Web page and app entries
◇ ◇ ◇ ◇
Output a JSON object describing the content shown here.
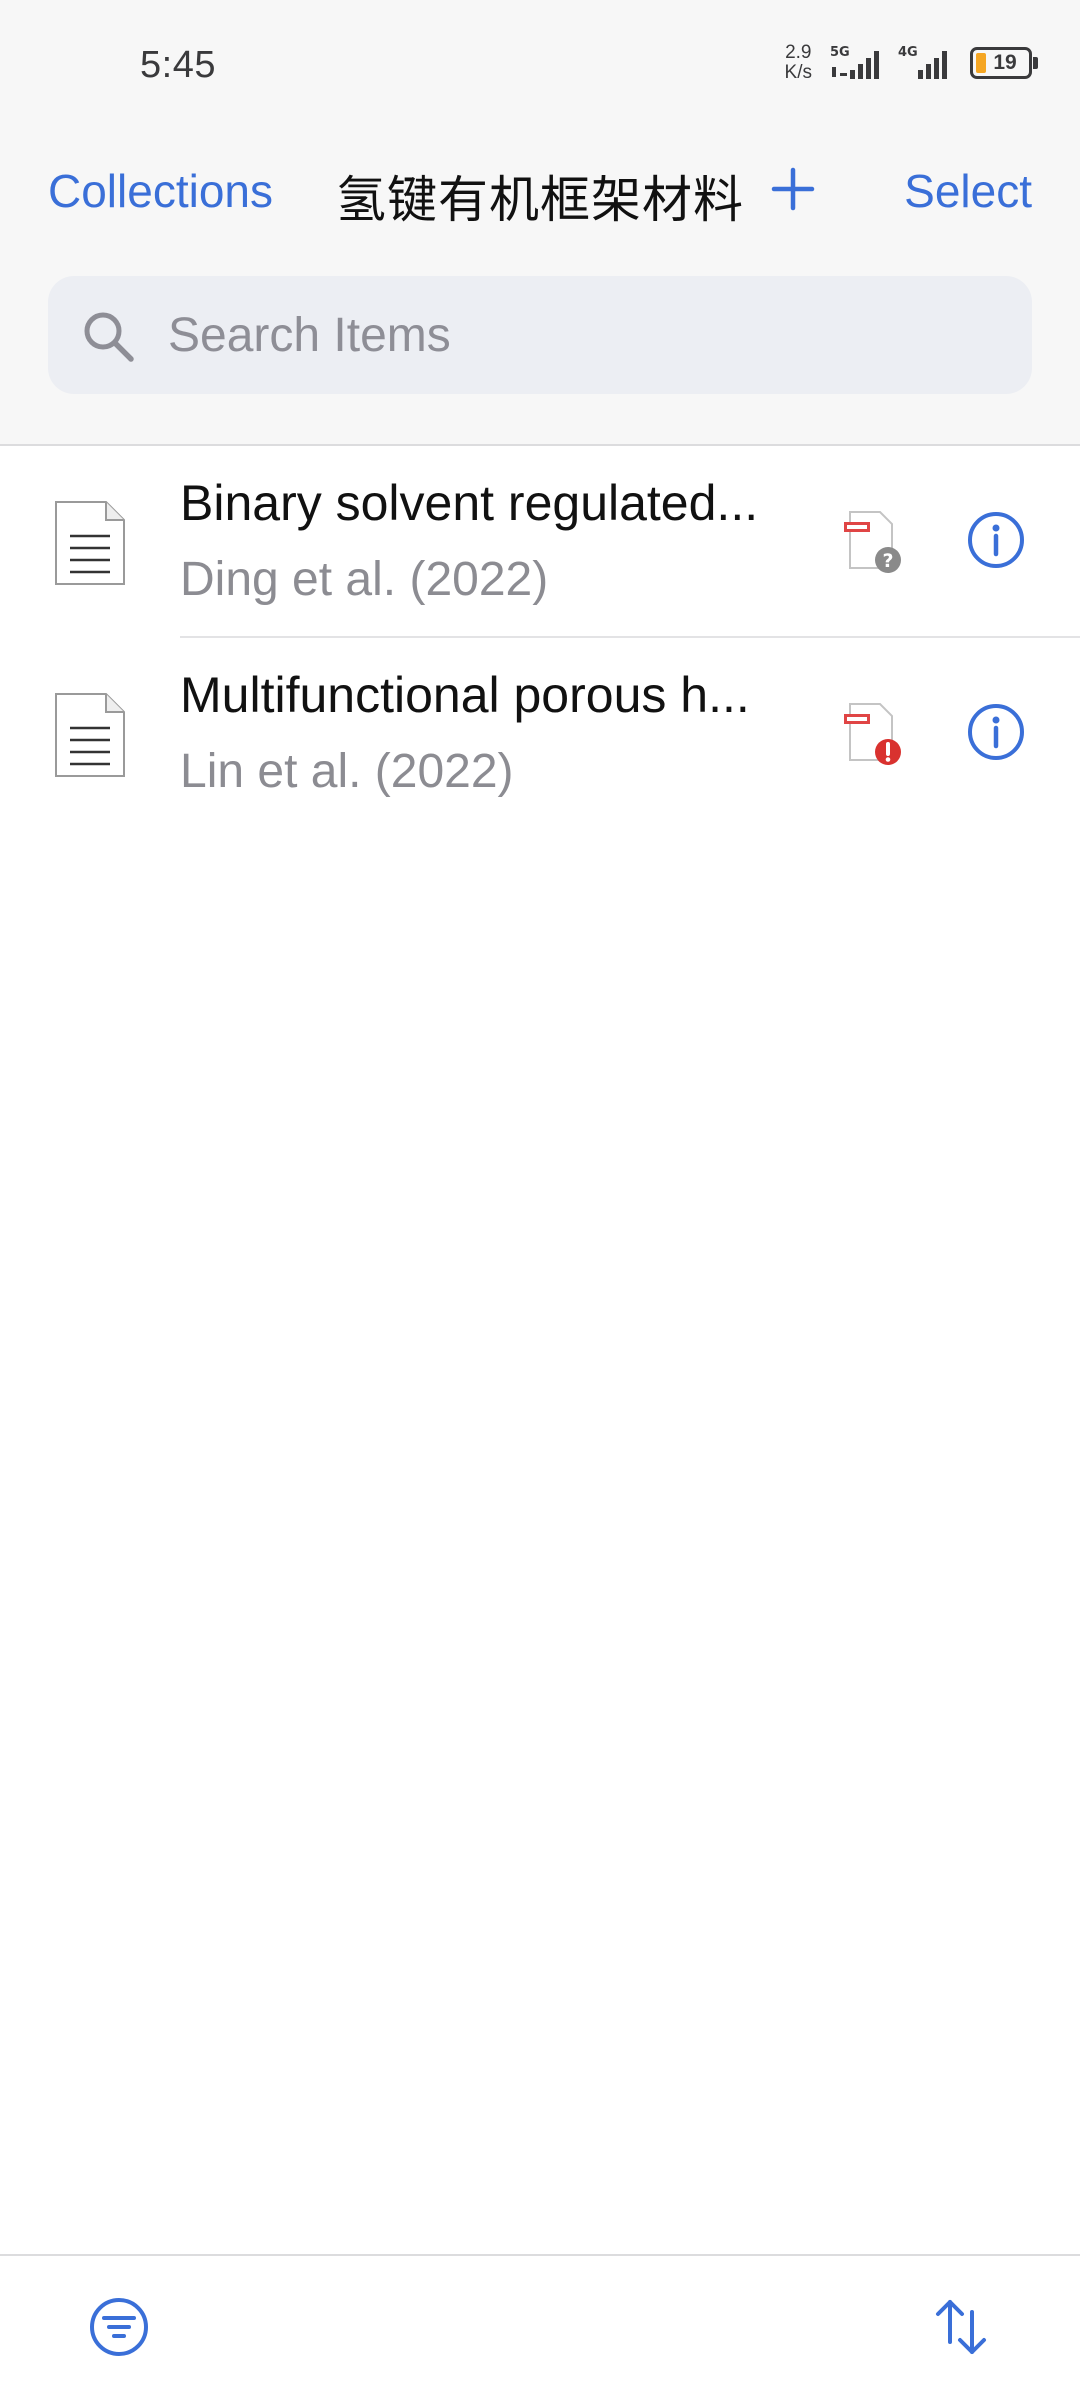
{
  "status_bar": {
    "time": "5:45",
    "net_speed_value": "2.9",
    "net_speed_unit": "K/s",
    "signal_1_label": "5G",
    "signal_2_label": "4G",
    "battery_level": "19"
  },
  "nav": {
    "back_label": "Collections",
    "title": "氢键有机框架材料",
    "add_icon": "plus-icon",
    "select_label": "Select"
  },
  "search": {
    "placeholder": "Search Items",
    "value": ""
  },
  "items": [
    {
      "title": "Binary solvent regulated...",
      "subtitle": "Ding et al. (2022)",
      "item_icon": "document-icon",
      "attachment_status": "pdf-missing-question-icon",
      "info_icon": "info-icon"
    },
    {
      "title": "Multifunctional porous h...",
      "subtitle": "Lin et al. (2022)",
      "item_icon": "document-icon",
      "attachment_status": "pdf-error-icon",
      "info_icon": "info-icon"
    }
  ],
  "toolbar": {
    "filter_icon": "filter-icon",
    "sort_icon": "sort-icon"
  },
  "colors": {
    "accent": "#3a6fd8",
    "error": "#d9322f",
    "pdf_red": "#e04545",
    "battery": "#f5a623"
  }
}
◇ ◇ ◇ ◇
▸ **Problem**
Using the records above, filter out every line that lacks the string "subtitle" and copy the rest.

▸ **Response to the task**
      "subtitle": "Ding et al. (2022)",
      "subtitle": "Lin et al. (2022)",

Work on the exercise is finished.